PROVIDED MATERIAL
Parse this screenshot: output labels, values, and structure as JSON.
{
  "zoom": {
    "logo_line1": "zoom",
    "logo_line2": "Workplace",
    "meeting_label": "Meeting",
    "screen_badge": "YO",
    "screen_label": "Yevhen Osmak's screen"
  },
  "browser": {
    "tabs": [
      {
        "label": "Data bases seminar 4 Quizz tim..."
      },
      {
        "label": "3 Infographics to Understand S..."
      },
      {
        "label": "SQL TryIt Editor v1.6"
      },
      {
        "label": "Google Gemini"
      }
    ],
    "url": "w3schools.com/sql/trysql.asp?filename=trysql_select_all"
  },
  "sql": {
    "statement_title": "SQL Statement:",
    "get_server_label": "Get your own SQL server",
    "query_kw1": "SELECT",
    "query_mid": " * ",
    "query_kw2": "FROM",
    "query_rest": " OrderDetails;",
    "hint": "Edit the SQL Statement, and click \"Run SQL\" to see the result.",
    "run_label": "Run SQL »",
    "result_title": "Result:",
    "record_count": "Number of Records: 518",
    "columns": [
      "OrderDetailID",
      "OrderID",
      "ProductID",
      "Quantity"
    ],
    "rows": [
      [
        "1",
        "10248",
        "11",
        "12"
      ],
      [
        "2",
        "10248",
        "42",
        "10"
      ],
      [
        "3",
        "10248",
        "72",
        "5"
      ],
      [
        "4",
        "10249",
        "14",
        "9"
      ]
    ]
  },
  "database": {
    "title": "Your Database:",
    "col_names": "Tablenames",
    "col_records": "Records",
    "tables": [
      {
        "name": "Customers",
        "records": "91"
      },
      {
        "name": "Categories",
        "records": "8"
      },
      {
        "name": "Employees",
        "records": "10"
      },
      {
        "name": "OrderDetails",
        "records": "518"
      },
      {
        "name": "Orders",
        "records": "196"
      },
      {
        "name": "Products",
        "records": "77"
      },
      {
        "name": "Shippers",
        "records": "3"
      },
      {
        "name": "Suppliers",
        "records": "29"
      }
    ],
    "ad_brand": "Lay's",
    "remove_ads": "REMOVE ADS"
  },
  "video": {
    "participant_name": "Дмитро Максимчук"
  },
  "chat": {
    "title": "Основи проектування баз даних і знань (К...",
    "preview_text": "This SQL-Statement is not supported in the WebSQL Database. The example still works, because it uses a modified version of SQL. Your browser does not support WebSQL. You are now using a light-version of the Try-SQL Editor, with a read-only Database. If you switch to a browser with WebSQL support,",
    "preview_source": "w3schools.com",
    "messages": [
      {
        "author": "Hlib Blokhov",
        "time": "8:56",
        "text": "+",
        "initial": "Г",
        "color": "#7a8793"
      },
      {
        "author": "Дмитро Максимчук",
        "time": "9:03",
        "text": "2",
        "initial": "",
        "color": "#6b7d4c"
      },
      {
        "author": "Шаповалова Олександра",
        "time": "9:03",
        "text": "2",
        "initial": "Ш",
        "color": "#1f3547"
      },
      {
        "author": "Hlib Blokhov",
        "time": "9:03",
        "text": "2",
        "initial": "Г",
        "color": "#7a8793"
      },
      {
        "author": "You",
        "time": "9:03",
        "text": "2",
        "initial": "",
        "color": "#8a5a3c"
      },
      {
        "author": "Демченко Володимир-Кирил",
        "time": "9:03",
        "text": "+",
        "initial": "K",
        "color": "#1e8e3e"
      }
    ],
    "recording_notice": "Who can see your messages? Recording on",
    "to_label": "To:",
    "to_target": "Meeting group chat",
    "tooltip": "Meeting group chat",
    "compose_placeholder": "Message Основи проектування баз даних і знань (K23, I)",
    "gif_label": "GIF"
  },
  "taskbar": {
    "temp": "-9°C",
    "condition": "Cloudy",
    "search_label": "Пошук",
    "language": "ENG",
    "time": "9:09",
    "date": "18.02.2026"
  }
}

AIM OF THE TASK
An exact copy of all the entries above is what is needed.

EXERCISE RESPONSE
Parse this screenshot: output labels, values, and structure as JSON.
{
  "zoom": {
    "logo_line1": "zoom",
    "logo_line2": "Workplace",
    "meeting_label": "Meeting",
    "screen_badge": "YO",
    "screen_label": "Yevhen Osmak's screen"
  },
  "browser": {
    "tabs": [
      {
        "label": "Data bases seminar 4 Quizz tim..."
      },
      {
        "label": "3 Infographics to Understand S..."
      },
      {
        "label": "SQL TryIt Editor v1.6"
      },
      {
        "label": "Google Gemini"
      }
    ],
    "url": "w3schools.com/sql/trysql.asp?filename=trysql_select_all"
  },
  "sql": {
    "statement_title": "SQL Statement:",
    "get_server_label": "Get your own SQL server",
    "query_kw1": "SELECT",
    "query_mid": " * ",
    "query_kw2": "FROM",
    "query_rest": " OrderDetails;",
    "hint": "Edit the SQL Statement, and click \"Run SQL\" to see the result.",
    "run_label": "Run SQL »",
    "result_title": "Result:",
    "record_count": "Number of Records: 518",
    "columns": [
      "OrderDetailID",
      "OrderID",
      "ProductID",
      "Quantity"
    ],
    "rows": [
      [
        "1",
        "10248",
        "11",
        "12"
      ],
      [
        "2",
        "10248",
        "42",
        "10"
      ],
      [
        "3",
        "10248",
        "72",
        "5"
      ],
      [
        "4",
        "10249",
        "14",
        "9"
      ]
    ]
  },
  "database": {
    "title": "Your Database:",
    "col_names": "Tablenames",
    "col_records": "Records",
    "tables": [
      {
        "name": "Customers",
        "records": "91"
      },
      {
        "name": "Categories",
        "records": "8"
      },
      {
        "name": "Employees",
        "records": "10"
      },
      {
        "name": "OrderDetails",
        "records": "518"
      },
      {
        "name": "Orders",
        "records": "196"
      },
      {
        "name": "Products",
        "records": "77"
      },
      {
        "name": "Shippers",
        "records": "3"
      },
      {
        "name": "Suppliers",
        "records": "29"
      }
    ],
    "ad_brand": "Lay's",
    "remove_ads": "REMOVE ADS"
  },
  "video": {
    "participant_name": "Дмитро Максимчук"
  },
  "chat": {
    "title": "Основи проектування баз даних і знань (К...",
    "preview_text": "This SQL-Statement is not supported in the WebSQL Database. The example still works, because it uses a modified version of SQL. Your browser does not support WebSQL. You are now using a light-version of the Try-SQL Editor, with a read-only Database. If you switch to a browser with WebSQL support,",
    "preview_source": "w3schools.com",
    "messages": [
      {
        "author": "Hlib Blokhov",
        "time": "8:56",
        "text": "+",
        "initial": "Г",
        "color": "#7a8793"
      },
      {
        "author": "Дмитро Максимчук",
        "time": "9:03",
        "text": "2",
        "initial": "",
        "color": "#6b7d4c"
      },
      {
        "author": "Шаповалова Олександра",
        "time": "9:03",
        "text": "2",
        "initial": "Ш",
        "color": "#1f3547"
      },
      {
        "author": "Hlib Blokhov",
        "time": "9:03",
        "text": "2",
        "initial": "Г",
        "color": "#7a8793"
      },
      {
        "author": "You",
        "time": "9:03",
        "text": "2",
        "initial": "",
        "color": "#8a5a3c"
      },
      {
        "author": "Демченко Володимир-Кирил",
        "time": "9:03",
        "text": "+",
        "initial": "K",
        "color": "#1e8e3e"
      }
    ],
    "recording_notice": "Who can see your messages? Recording on",
    "to_label": "To:",
    "to_target": "Meeting group chat",
    "tooltip": "Meeting group chat",
    "compose_placeholder": "Message Основи проектування баз даних і знань (K23, I)",
    "gif_label": "GIF"
  },
  "taskbar": {
    "temp": "-9°C",
    "condition": "Cloudy",
    "search_label": "Пошук",
    "language": "ENG",
    "time": "9:09",
    "date": "18.02.2026"
  }
}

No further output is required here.